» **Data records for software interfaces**

=== Begin Enclosure ===

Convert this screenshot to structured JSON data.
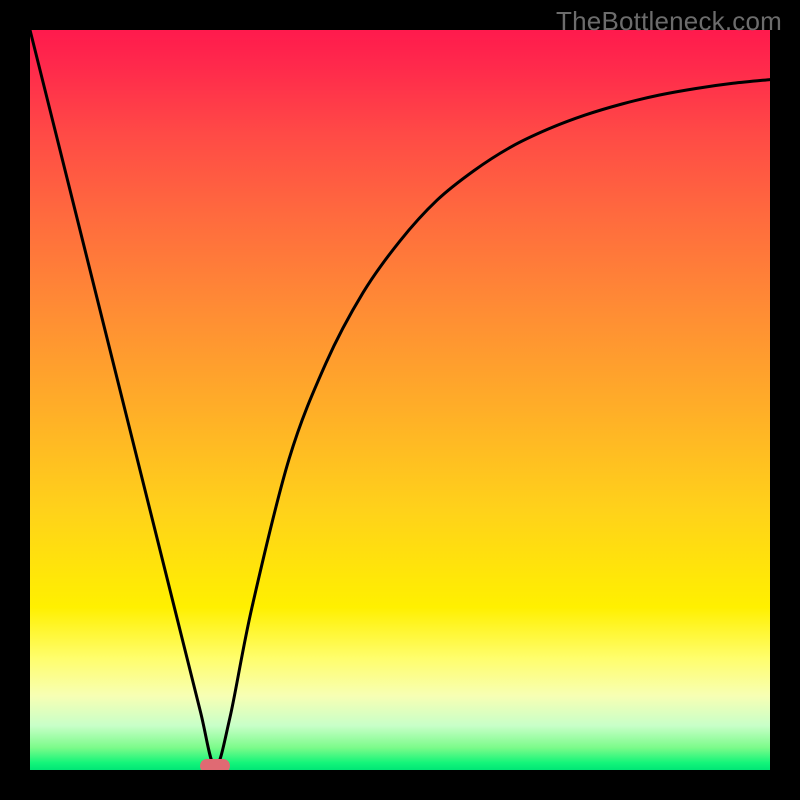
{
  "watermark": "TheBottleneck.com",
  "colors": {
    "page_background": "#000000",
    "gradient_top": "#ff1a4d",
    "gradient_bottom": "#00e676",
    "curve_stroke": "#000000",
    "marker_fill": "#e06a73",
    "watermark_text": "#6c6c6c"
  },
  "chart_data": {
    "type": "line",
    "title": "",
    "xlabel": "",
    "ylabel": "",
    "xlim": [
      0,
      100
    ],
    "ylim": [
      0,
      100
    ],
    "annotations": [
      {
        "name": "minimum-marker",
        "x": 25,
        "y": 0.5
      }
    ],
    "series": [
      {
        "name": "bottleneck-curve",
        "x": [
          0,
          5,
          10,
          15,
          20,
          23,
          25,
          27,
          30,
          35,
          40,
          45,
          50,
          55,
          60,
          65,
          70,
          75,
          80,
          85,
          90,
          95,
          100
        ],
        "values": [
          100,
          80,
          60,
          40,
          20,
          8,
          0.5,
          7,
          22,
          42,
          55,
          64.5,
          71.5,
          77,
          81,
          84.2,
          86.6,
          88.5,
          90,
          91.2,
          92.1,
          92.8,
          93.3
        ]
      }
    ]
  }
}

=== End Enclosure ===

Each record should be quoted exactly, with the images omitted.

Convert this screenshot to structured JSON data.
{
  "watermark": "TheBottleneck.com",
  "colors": {
    "page_background": "#000000",
    "gradient_top": "#ff1a4d",
    "gradient_bottom": "#00e676",
    "curve_stroke": "#000000",
    "marker_fill": "#e06a73",
    "watermark_text": "#6c6c6c"
  },
  "chart_data": {
    "type": "line",
    "title": "",
    "xlabel": "",
    "ylabel": "",
    "xlim": [
      0,
      100
    ],
    "ylim": [
      0,
      100
    ],
    "annotations": [
      {
        "name": "minimum-marker",
        "x": 25,
        "y": 0.5
      }
    ],
    "series": [
      {
        "name": "bottleneck-curve",
        "x": [
          0,
          5,
          10,
          15,
          20,
          23,
          25,
          27,
          30,
          35,
          40,
          45,
          50,
          55,
          60,
          65,
          70,
          75,
          80,
          85,
          90,
          95,
          100
        ],
        "values": [
          100,
          80,
          60,
          40,
          20,
          8,
          0.5,
          7,
          22,
          42,
          55,
          64.5,
          71.5,
          77,
          81,
          84.2,
          86.6,
          88.5,
          90,
          91.2,
          92.1,
          92.8,
          93.3
        ]
      }
    ]
  }
}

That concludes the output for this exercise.